As a consumer of products and content think about who you give your time money to.  If there are people that do nothing but throw out negativity about others in the industry then don't support them.  If there are people who moan, bitch and whinge constantly unfollow them.  If there are Facebook groups that are full of negativity then just leave! 

This job is tiring and draining enough as it is, without inviting unnecessary negativity into your life.



Claridges Wedding by Toast of Leeds


Claridges Wedding by Toast of Leeds

Words and Pictures by Toast of Leeds

First of all, I have this reputation that I love dark places. I have no idea why this came about. But my work does lend itself to darkness. I'm a massive fan of Stanley Kubrick's work and the films of Tim Burton. Kubrick was a master of the light and I realised pretty early on that you can make even the worst hotel look amazing if you just take away some of the light. Shooting a bridal portrait in a terrible room can be transformed if you know how to work the light in the right way. I love the composition and shadows in old master paintings and they certainly have an influence on the way I shoot - they are very evocative and leave a lot to the imagination.. sometimes with photography, I think we show too much. 

father daughter dance toast of leeds claridges 

Shooting at Claridges is, like any of the big iconic London hotels, tricky. It may be beautiful, but there is very little natural light - man alive it's dark in there, unless you count the million candles and downlighters. If you do find a window, it's usually covered in heavy nets so out goes your use of natural light. Then you're only allowed to shoot in certain bits of the hotel and you're not allowed to set up lights anywhere, so finding pockets of artificial light is important. 

For me, bridal prep isn't about shooting everything that goes on. It's about last minute touches and again, finding the right light. I don't just want an image of the bride getting her make up done, I want an image that has a certain artistic bent to it. If I have to move the bride to get the right light, I will. I begged and pleaded with the make up artist at this wedding to move into the window - sometimes you'll piss people off, but sometimes you have to be stern in order to get the right light. 

bride getting reading documentary claridges wedding photography

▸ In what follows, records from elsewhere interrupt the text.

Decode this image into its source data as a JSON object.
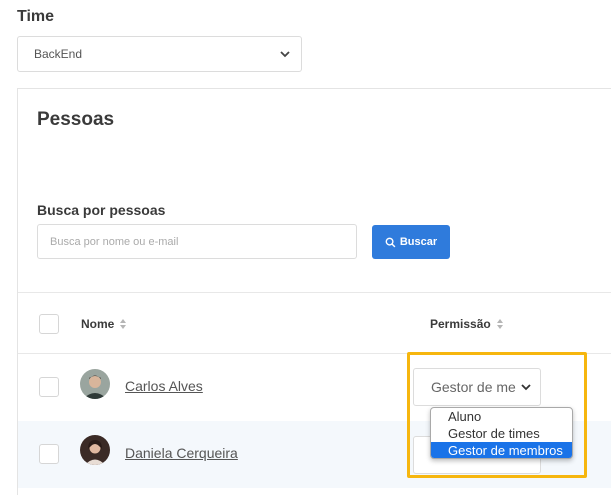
{
  "team": {
    "label": "Time",
    "selected": "BackEnd"
  },
  "card": {
    "title": "Pessoas",
    "search_label": "Busca por pessoas",
    "search_placeholder": "Busca por nome ou e-mail",
    "search_button": "Buscar"
  },
  "table": {
    "columns": [
      {
        "label": "Nome",
        "sortable": true
      },
      {
        "label": "Permissão",
        "sortable": true
      }
    ],
    "rows": [
      {
        "name": "Carlos Alves",
        "permission": "Gestor de membros",
        "permission_display": "Gestor de me"
      },
      {
        "name": "Daniela Cerqueira",
        "permission": ""
      }
    ]
  },
  "permission_dropdown": {
    "options": [
      "Aluno",
      "Gestor de times",
      "Gestor de membros"
    ],
    "selected": "Gestor de membros"
  },
  "colors": {
    "accent": "#2f7bdc",
    "highlight": "#f6b60e",
    "option_selected": "#1a73e8"
  }
}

Claridges has one of those huge imposing staircases and of course, what bride in their right mind wouldn't want a picture of herself sweeping down it on the way to the wedding right? Except the light is shocking. And yeah, we could bang up the iso... but instead as we reached the top of the stairs, I pointed out a pocket of light and told the bride to walk right through it on her way down. I'd love to tell you it happened naturally, but it enhances the drama of the moment even if it was directed. 

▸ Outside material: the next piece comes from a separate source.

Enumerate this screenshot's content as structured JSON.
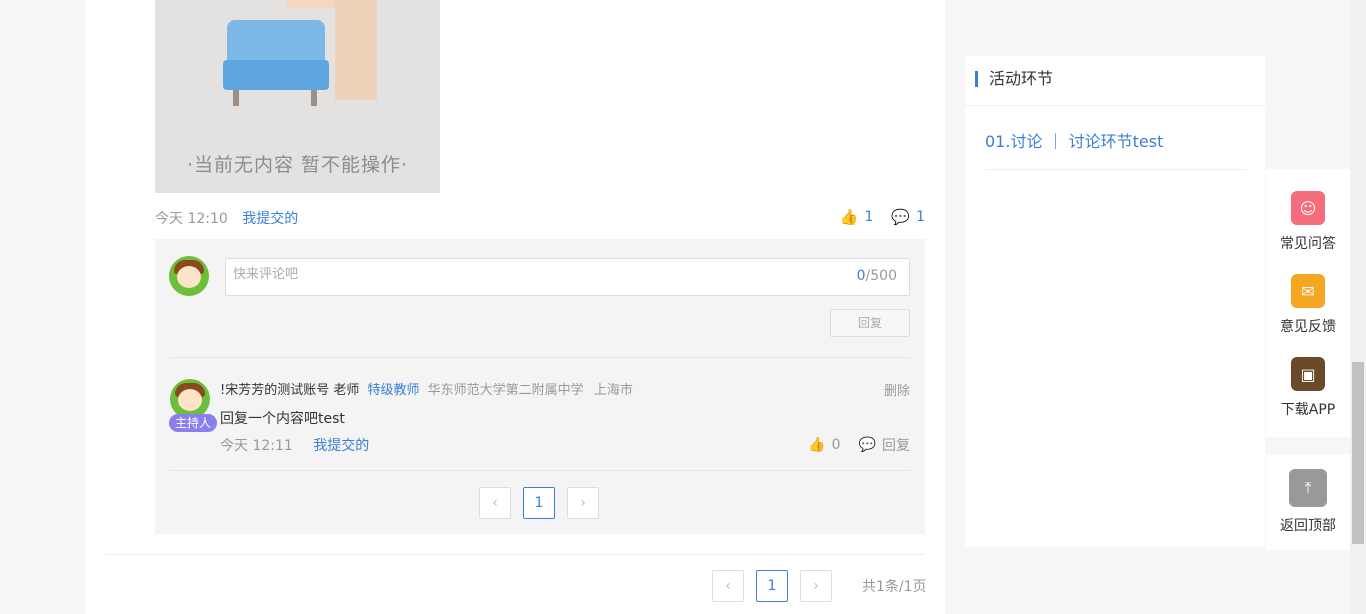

claridges wedding photography

The back of the church (Grosvenor Chapel) was pretty dark too so again, I hunted out the odd spot where there was a pocket of light. I love images that have a little bit of movement and aren't perfect - learning where not to focus was one of my eureka moments early on and I use it in a measured degree during a wedding but those imperfect images tend to be my favourites. It's also terribly invigorating if you're using a great second shooter. The confetti shot in this wedding isn't the obvious one but allowing yourself the freedom to not capture the 'important' moments, is very freeing and can lead you to shoot things you wouldn't normally shoot as you're too busy capturing the 'key' shot. 

Grosvenor Chapel wedding photography claridges

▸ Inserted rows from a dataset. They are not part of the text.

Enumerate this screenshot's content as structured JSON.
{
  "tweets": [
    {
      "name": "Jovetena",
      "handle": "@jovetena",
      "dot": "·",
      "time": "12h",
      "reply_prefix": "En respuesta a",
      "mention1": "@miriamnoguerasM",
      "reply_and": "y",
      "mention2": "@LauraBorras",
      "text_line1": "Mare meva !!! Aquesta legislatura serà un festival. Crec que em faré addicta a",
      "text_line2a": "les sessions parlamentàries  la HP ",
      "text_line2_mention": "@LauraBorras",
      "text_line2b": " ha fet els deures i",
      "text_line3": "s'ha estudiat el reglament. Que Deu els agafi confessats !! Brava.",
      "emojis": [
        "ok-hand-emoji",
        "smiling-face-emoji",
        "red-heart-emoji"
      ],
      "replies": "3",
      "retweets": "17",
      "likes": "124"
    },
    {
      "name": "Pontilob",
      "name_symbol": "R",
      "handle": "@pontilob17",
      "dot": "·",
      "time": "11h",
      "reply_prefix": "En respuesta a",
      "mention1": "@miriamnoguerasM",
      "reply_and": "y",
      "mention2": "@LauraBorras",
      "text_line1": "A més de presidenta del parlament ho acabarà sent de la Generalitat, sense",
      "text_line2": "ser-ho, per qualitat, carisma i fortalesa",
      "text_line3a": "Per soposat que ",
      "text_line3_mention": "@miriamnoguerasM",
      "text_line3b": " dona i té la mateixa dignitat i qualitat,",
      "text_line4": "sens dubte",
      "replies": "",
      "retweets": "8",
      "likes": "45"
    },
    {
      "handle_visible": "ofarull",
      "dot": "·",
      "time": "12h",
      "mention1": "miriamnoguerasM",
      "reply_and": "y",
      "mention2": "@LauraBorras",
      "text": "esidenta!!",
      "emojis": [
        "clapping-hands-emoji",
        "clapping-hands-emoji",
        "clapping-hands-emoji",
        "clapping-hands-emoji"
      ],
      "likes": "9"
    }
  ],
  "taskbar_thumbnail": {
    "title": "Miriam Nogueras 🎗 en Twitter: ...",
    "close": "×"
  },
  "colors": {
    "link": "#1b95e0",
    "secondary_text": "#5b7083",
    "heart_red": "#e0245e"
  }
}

A lot of the portraits at Charlotte and Joe's wedding were shot using a video light - this meant that my assistant wasn't getting in the way of the guests, we didn't have to set up lights on stands and we could be fast and get out of the way as quickly as possible. Generally, I always light the speeches with a couple of gelled flashes on stands to give it a bit more drama and the same with the dance floor. I generally use Neewar flashes on manual with some Phottix Strata triggers. If I can't find a video light somewhere, I've been known to borrow a lamp and get a guest to hold it in the right place - knowing how to work the light to your advantage even in the darkest of places, can save your bacon.

Flowers by Flowers McQueens and gown by Marchesa